« Back

March 13, 2018

Meet the Scholar: Isaac Marin-Valencia, M.D., M.S.
By Michelle Romanick

Dr. Isaac Marin-Valencia joined the Clinical Scholars Program at the Rockefeller University in 2015. Dr. Marin-Valencia received his M.D. from University of Las Palmas de Gran Canaria, Spain. He completed his residency in pediatrics at the University of Barcelona, Spain. Dr. Marin-Valencia completed a pediatric neurology residency and was the pediatric neurology chief resident at University of Texas (UT) Southwestern Medical Center.


Dr. Marin-Valencia’s interest in research and medicine started at an early age. His brother has autism and epilepsy and his desire to help his brother and other children with similar conditions influenced his decision to be a physician-scientist. A quote from his cell biology professor, “He who loves science, loves humanity,” resonated with him as it captures perfectly his drive to conduct research on pediatric developmental disorders and develop treatments for these conditions.


To further understand the molecular mechanisms of neurodevelopmental disorders, Dr. Marin-Valencia did a postgraduate research fellowship in neurochemistry at UT Southwestern. He studied the cellular and molecular mechanisms by which disorders of brain glucose transport cause abnormal flux of energy substrates and alter oxidative metabolism in the native brain. After completing the research fellowship, Dr. Marin-Valencia did his pediatric neurology residency in the same institution where he integrated basic research and clinical duties.


As a Clinical Scholar in the Laboratory of Developmental Neurobiology, where he is mentored by Dr. Mary Beth Hatten, Dr. Marin-Valencia has been exposed to a diverse range of scientific disciplines that enhance his experimental and intellectual skills in developmental neurobiology. One learning opportunity that Dr. Marin-Valencia he especially appreciated was the opportunity to present his research presentation to the Rockefeller Institutional Review Board Committee. The feedback and experience was extremely instructive and valuable.

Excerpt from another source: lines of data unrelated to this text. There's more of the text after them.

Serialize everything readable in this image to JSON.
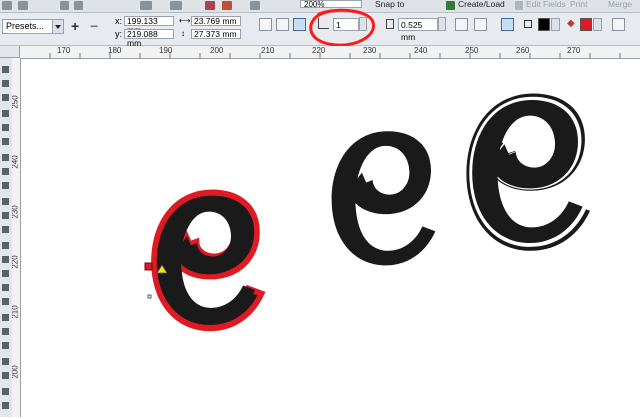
{
  "top_toolbar": {
    "zoom": "200%",
    "snap_to": "Snap to",
    "create_load": "Create/Load",
    "edit_fields": "Edit Fields",
    "print": "Print",
    "merge": "Merge"
  },
  "property_bar": {
    "presets": "Presets...",
    "x_label": "x:",
    "x_value": "199.133 mm",
    "y_label": "y:",
    "y_value": "219.088 mm",
    "width_value": "23.769 mm",
    "height_value": "27.373 mm",
    "steps_value": "1",
    "offset_value": "0.525 mm",
    "outline_color": "#000000",
    "fill_color": "#e01a22"
  },
  "ruler_h_labels": [
    "170",
    "180",
    "190",
    "200",
    "210",
    "220",
    "230",
    "240",
    "250",
    "260",
    "270"
  ],
  "ruler_v_labels": [
    "250",
    "240",
    "230",
    "220",
    "210",
    "200"
  ],
  "colors": {
    "annotation_red": "#ff1a1a",
    "glyph_black": "#1a1a1a",
    "contour_red": "#e01a22"
  }
}
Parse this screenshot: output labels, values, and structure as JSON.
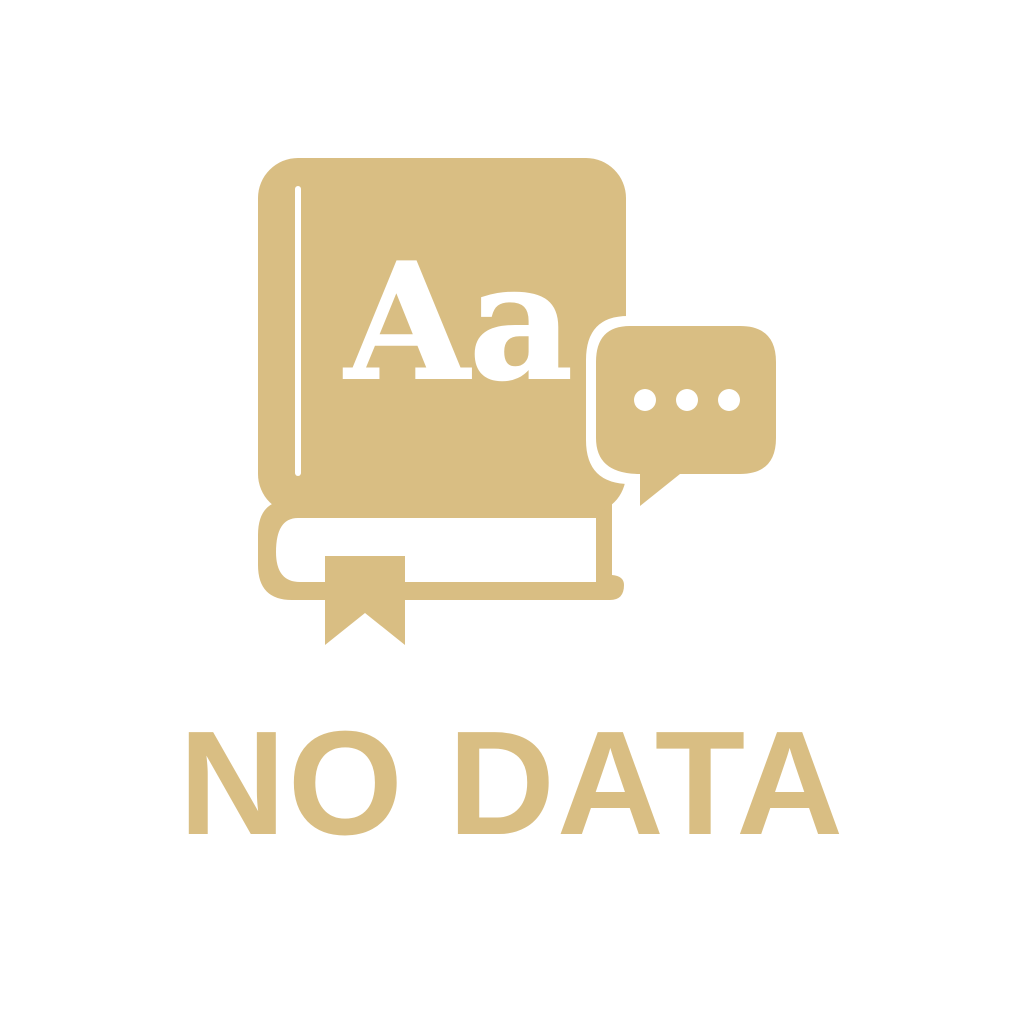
{
  "empty_state": {
    "message": "NO DATA",
    "book_glyphs": "Aa",
    "icon": "dictionary-book-chat-icon",
    "colors": {
      "accent": "#D9BE83",
      "background": "#ffffff",
      "inner": "#ffffff"
    }
  }
}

When ask about his experience in the Clinical Scholars Program, Dr. Marin-Valencia responded, “The program is very supportive in all aspects and has assembled excellent faculty to teach scholars several disciplines in clinical research, such as biostatistics, epidemiology, and clinical protocol preparation. Being a Clinical Scholars provides a great opportunity to expand skills in clinical investigation, work with the best scientists in the field, and work with state-of-the-art technology.”


Dr. Marin-Valencia is currently studying the mechanisms by which defective metabolism disrupt brain development. His research goal is to uncover new mechanisms and develop novel treatments for pediatric developmental disorders. He expects to continue his research at Rockefeller University with a future plan to transition to a faculty position in the United States.